Work required
The records below must be repeated exactly, but without their pictures.

(Data about app and page elements)
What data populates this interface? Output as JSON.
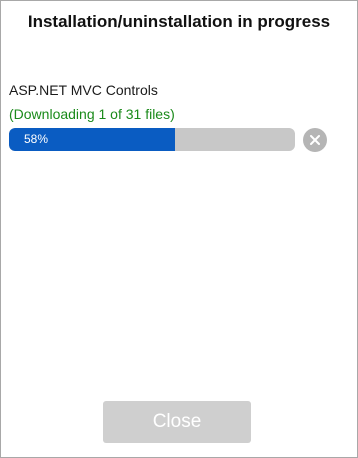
{
  "dialog": {
    "title": "Installation/uninstallation in progress"
  },
  "item": {
    "name": "ASP.NET MVC Controls",
    "status": "(Downloading 1 of 31 files)",
    "progress_percent": 58,
    "progress_label": "58%"
  },
  "cancel_icon": "close-circle-icon",
  "footer": {
    "close_label": "Close"
  },
  "colors": {
    "status_text": "#1a8a1a",
    "progress_fill": "#0a5cc2",
    "progress_track": "#c8c8c8",
    "button_disabled": "#cfcfcf"
  }
}
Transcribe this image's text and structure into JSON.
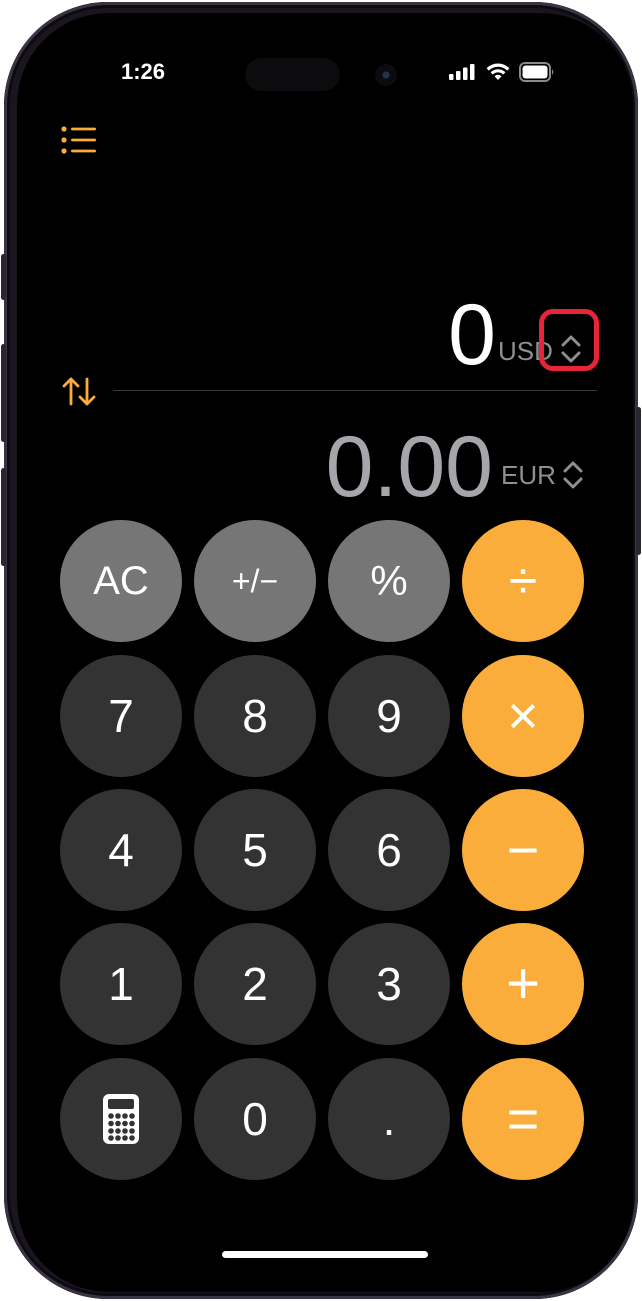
{
  "status_bar": {
    "time": "1:26",
    "signal_icon": "cellular-signal-icon",
    "wifi_icon": "wifi-icon",
    "battery_icon": "battery-icon"
  },
  "toolbar": {
    "menu_icon": "list-icon",
    "swap_icon": "swap-arrows-icon"
  },
  "converter": {
    "top_value": "0",
    "top_unit": "USD",
    "bottom_value": "0.00",
    "bottom_unit": "EUR",
    "unit_picker_icon": "chevron-up-down-icon"
  },
  "keypad": {
    "row1": [
      "AC",
      "+/−",
      "%",
      "÷"
    ],
    "row2": [
      "7",
      "8",
      "9",
      "×"
    ],
    "row3": [
      "4",
      "5",
      "6",
      "−"
    ],
    "row4": [
      "1",
      "2",
      "3",
      "+"
    ],
    "row5": [
      "calculator-icon",
      "0",
      ".",
      "="
    ]
  },
  "colors": {
    "accent": "#fbad3c",
    "function_key": "#767676",
    "number_key": "#333333",
    "highlight_box": "#e8243b",
    "background": "#000000"
  }
}
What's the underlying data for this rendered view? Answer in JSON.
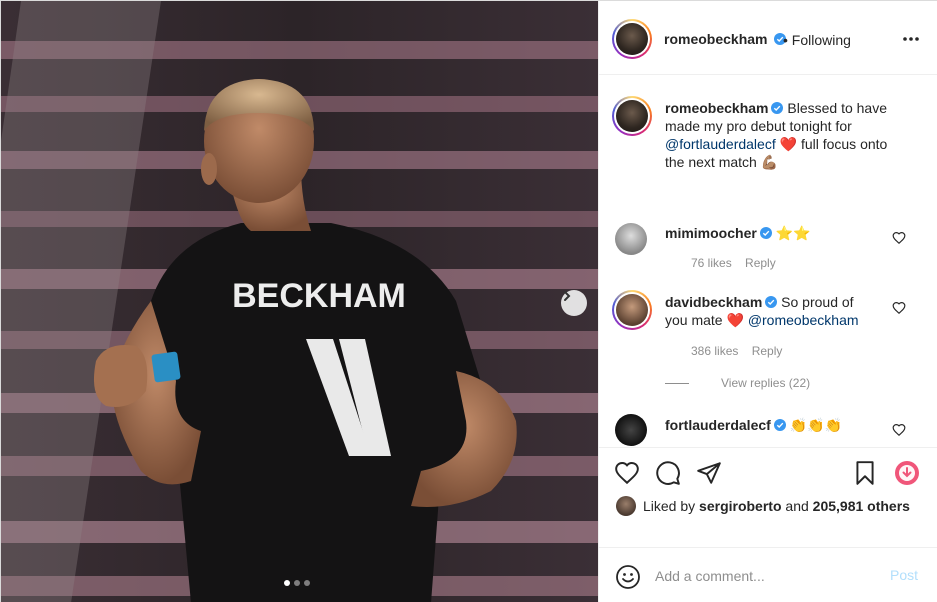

Exercise result
What data populates this interface? Output as JSON.
{
  "dialog": {
    "title": "Installation/uninstallation in progress"
  },
  "item": {
    "name": "ASP.NET MVC Controls",
    "status": "(Downloading 1 of 31 files)",
    "progress_percent": 58,
    "progress_label": "58%"
  },
  "cancel_icon": "close-circle-icon",
  "footer": {
    "close_label": "Close"
  },
  "colors": {
    "status_text": "#1a8a1a",
    "progress_fill": "#0a5cc2",
    "progress_track": "#c8c8c8",
    "button_disabled": "#cfcfcf"
  }
}
Transcribe this image's text and structure into JSON.
{
  "status_bar": {
    "time": "1:26",
    "signal_icon": "cellular-signal-icon",
    "wifi_icon": "wifi-icon",
    "battery_icon": "battery-icon"
  },
  "toolbar": {
    "menu_icon": "list-icon",
    "swap_icon": "swap-arrows-icon"
  },
  "converter": {
    "top_value": "0",
    "top_unit": "USD",
    "bottom_value": "0.00",
    "bottom_unit": "EUR",
    "unit_picker_icon": "chevron-up-down-icon"
  },
  "keypad": {
    "row1": [
      "AC",
      "+/−",
      "%",
      "÷"
    ],
    "row2": [
      "7",
      "8",
      "9",
      "×"
    ],
    "row3": [
      "4",
      "5",
      "6",
      "−"
    ],
    "row4": [
      "1",
      "2",
      "3",
      "+"
    ],
    "row5": [
      "calculator-icon",
      "0",
      ".",
      "="
    ]
  },
  "colors": {
    "accent": "#fbad3c",
    "function_key": "#767676",
    "number_key": "#333333",
    "highlight_box": "#e8243b",
    "background": "#000000"
  }
}
What's the underlying data for this rendered view? Answer in JSON.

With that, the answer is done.